[Items listed in a dataset]
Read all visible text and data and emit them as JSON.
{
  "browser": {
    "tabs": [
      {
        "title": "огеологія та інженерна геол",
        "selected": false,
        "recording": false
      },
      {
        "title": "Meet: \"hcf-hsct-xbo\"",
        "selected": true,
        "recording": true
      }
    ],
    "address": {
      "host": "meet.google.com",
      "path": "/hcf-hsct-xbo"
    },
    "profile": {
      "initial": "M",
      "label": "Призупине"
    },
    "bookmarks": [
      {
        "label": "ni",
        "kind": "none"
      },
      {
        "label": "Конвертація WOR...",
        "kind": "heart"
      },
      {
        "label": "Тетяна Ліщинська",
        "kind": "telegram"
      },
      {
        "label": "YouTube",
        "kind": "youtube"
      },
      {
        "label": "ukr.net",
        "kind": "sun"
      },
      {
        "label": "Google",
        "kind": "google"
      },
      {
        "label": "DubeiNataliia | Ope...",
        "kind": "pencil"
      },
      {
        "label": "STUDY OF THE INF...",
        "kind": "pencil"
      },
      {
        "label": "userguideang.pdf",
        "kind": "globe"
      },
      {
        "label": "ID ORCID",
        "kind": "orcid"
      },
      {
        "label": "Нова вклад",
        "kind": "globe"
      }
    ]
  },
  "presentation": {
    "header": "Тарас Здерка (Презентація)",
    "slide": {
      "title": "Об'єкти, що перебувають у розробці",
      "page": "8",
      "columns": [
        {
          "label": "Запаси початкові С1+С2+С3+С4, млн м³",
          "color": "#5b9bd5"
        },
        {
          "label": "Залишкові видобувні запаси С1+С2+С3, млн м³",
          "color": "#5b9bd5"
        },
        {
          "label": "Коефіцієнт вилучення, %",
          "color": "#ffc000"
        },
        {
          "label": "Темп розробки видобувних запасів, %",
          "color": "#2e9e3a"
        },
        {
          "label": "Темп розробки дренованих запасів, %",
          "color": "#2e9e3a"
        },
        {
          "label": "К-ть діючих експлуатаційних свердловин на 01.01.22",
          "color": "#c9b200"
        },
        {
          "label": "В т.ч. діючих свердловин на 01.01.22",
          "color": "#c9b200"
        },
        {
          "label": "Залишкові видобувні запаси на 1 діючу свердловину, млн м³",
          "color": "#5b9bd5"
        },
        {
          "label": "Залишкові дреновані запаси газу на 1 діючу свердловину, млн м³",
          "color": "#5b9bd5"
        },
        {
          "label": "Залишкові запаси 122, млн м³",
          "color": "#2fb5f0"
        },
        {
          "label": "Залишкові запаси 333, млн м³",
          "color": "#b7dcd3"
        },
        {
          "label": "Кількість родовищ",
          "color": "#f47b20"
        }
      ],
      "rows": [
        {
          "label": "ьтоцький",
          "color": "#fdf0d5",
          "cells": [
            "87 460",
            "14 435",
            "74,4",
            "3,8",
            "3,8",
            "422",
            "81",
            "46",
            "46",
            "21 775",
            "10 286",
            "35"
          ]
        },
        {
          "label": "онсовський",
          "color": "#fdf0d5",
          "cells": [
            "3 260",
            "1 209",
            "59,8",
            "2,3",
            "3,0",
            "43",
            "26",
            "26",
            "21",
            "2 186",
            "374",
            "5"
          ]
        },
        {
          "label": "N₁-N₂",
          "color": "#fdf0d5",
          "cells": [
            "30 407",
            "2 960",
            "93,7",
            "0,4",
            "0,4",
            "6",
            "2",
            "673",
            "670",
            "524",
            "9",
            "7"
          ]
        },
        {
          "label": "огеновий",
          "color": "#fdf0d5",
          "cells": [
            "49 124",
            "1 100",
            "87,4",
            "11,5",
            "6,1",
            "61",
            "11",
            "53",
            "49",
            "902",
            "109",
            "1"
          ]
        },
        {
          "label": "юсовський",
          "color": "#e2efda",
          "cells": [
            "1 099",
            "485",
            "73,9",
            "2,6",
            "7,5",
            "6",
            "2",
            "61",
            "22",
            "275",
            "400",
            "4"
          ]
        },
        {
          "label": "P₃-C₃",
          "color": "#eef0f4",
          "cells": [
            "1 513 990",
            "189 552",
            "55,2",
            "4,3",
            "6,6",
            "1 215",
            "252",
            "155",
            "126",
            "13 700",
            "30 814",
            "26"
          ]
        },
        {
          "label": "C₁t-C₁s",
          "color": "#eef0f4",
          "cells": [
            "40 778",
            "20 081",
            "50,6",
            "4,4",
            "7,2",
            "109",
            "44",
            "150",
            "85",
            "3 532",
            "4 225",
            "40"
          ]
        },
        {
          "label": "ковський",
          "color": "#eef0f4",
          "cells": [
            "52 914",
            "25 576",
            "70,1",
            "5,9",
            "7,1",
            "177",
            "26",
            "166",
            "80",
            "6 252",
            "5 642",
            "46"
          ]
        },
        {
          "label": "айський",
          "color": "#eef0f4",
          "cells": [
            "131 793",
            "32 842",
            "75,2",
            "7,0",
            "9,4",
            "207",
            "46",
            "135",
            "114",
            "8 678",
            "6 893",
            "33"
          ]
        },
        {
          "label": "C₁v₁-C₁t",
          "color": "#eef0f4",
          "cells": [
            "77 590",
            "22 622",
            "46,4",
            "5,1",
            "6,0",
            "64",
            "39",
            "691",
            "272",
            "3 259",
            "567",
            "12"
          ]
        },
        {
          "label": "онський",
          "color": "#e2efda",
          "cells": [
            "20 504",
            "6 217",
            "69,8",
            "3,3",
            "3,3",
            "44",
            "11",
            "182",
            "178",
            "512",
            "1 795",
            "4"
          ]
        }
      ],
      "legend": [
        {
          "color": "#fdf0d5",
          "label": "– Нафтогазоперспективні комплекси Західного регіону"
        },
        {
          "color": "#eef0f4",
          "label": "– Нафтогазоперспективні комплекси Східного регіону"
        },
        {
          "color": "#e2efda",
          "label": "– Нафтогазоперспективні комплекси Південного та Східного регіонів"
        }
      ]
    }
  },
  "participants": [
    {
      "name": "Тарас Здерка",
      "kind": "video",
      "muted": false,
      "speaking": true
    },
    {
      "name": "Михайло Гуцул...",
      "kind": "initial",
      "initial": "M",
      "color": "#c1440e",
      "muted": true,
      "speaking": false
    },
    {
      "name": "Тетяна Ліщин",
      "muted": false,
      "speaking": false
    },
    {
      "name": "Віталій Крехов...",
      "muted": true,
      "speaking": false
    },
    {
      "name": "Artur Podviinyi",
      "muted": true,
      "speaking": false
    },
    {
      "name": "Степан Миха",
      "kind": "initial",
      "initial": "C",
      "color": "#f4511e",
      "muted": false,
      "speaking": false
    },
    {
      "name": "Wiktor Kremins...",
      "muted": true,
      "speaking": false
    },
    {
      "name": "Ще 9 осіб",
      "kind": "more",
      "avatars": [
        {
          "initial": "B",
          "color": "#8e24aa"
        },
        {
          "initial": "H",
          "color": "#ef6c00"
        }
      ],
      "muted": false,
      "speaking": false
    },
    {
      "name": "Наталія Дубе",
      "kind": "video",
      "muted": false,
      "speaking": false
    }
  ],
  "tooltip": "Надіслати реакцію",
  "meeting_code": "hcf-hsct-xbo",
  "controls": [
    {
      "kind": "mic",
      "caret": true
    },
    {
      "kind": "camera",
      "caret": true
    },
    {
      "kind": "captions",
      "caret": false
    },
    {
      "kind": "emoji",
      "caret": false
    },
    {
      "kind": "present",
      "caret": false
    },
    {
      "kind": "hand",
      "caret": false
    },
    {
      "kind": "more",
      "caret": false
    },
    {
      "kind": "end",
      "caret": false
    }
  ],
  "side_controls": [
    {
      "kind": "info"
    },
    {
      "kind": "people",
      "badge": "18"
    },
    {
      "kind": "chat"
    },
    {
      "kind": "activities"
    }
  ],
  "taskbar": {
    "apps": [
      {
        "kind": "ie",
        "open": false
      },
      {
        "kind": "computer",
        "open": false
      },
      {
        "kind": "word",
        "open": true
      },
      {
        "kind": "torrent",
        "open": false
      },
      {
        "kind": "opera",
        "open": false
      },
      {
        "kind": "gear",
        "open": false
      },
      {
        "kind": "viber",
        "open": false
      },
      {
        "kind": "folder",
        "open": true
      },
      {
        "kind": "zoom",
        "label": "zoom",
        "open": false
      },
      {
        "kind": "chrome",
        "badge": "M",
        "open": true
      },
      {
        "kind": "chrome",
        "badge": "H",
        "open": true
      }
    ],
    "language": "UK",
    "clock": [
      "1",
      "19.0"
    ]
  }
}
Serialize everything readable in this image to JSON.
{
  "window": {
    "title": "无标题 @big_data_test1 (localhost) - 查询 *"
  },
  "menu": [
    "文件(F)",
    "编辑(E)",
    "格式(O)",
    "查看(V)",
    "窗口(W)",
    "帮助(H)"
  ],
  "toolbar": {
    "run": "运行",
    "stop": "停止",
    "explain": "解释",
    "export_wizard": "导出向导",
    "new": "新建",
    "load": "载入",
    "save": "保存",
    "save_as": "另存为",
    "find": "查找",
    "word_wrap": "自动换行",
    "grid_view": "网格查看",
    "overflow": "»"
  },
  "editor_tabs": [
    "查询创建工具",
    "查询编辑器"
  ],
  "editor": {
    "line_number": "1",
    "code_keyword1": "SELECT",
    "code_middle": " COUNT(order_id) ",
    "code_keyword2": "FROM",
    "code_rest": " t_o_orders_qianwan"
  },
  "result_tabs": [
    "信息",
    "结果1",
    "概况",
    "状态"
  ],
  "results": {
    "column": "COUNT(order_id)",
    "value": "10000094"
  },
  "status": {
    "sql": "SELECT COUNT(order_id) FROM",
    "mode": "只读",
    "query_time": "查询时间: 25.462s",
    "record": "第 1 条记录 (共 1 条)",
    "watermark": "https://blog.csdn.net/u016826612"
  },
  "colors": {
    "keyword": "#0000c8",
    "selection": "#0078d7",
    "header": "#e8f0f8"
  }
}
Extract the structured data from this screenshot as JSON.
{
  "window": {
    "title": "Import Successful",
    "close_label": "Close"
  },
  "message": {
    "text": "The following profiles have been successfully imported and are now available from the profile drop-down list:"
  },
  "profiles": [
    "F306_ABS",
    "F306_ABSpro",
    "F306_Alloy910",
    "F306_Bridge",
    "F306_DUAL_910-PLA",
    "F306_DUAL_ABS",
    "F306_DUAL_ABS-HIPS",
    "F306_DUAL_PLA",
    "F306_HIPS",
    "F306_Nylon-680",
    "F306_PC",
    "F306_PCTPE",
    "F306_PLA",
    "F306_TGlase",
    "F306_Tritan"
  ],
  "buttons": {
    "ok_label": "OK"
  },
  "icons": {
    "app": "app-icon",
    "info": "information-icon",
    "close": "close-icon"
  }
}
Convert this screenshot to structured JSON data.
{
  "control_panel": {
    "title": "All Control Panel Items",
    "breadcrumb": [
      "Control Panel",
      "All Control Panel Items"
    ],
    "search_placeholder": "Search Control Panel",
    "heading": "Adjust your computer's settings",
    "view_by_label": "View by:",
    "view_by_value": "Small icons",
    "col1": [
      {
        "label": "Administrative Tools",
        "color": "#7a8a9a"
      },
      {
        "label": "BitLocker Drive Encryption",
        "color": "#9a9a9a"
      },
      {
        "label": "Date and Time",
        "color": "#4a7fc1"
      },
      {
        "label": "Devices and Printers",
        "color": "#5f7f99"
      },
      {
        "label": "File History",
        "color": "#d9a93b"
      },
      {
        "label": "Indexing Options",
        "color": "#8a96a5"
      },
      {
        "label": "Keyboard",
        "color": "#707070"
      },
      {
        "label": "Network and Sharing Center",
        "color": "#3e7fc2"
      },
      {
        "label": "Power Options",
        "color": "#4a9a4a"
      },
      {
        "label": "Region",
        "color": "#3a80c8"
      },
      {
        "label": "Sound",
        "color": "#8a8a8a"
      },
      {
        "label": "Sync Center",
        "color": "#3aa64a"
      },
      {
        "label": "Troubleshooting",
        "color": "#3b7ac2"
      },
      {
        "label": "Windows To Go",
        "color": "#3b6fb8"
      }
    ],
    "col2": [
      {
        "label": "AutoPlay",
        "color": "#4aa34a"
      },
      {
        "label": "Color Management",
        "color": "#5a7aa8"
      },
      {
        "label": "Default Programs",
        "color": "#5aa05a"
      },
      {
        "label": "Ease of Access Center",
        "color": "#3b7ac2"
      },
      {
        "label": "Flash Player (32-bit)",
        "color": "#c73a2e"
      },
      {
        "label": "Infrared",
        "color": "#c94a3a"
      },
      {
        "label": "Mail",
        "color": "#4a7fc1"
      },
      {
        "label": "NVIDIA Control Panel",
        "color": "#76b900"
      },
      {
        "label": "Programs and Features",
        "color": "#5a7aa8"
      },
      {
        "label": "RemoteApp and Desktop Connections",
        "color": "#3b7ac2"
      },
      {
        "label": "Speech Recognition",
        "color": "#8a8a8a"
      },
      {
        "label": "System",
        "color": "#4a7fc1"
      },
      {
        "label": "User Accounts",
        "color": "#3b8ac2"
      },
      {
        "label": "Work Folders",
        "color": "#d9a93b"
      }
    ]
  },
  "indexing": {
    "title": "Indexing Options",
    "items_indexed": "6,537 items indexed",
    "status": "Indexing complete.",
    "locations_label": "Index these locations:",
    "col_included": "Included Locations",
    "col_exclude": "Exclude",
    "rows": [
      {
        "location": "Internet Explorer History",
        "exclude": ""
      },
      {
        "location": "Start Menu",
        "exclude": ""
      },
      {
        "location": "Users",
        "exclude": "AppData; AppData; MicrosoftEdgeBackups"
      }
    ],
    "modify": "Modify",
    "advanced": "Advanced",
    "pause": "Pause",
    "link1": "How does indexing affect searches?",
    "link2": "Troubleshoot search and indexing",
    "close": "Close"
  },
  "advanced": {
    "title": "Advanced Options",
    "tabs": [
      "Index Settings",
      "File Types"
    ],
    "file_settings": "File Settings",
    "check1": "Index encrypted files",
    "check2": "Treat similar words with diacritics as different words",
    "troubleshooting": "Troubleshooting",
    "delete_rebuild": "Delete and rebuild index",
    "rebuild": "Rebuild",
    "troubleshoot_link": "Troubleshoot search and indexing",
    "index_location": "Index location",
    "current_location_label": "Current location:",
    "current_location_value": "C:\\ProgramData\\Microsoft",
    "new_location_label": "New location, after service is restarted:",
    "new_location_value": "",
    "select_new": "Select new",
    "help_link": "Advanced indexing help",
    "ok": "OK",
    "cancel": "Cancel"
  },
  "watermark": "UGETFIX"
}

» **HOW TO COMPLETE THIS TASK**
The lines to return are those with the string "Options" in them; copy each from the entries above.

» **ANSWER SPACE**
        "label": "Indexing Options",
        "label": "Power Options",
    "title": "Indexing Options",
    "title": "Advanced Options",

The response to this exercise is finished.